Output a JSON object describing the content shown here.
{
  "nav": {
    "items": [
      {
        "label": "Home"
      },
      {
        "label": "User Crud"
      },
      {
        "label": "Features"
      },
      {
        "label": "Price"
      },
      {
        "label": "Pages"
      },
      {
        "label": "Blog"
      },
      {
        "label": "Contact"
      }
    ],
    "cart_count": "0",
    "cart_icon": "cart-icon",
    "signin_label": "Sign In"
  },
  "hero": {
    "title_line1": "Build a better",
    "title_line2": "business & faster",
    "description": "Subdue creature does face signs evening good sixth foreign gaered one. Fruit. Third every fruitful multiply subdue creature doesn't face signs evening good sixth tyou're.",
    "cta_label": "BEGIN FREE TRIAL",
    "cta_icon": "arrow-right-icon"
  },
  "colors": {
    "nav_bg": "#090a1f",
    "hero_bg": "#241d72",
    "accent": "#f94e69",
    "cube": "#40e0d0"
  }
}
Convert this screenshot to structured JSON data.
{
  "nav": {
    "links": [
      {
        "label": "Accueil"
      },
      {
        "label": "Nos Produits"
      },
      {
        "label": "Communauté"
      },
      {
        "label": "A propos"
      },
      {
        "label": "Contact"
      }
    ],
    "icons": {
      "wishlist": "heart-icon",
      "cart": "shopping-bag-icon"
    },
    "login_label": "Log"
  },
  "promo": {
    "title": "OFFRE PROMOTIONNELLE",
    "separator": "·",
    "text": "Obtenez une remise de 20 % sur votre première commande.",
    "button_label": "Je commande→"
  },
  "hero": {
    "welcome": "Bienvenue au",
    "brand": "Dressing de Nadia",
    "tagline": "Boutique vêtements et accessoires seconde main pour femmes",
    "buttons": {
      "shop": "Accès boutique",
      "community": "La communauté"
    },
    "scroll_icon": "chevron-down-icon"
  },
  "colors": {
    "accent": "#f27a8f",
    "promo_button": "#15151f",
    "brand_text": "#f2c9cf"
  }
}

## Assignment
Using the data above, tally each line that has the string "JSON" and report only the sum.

## Answer to this problem
2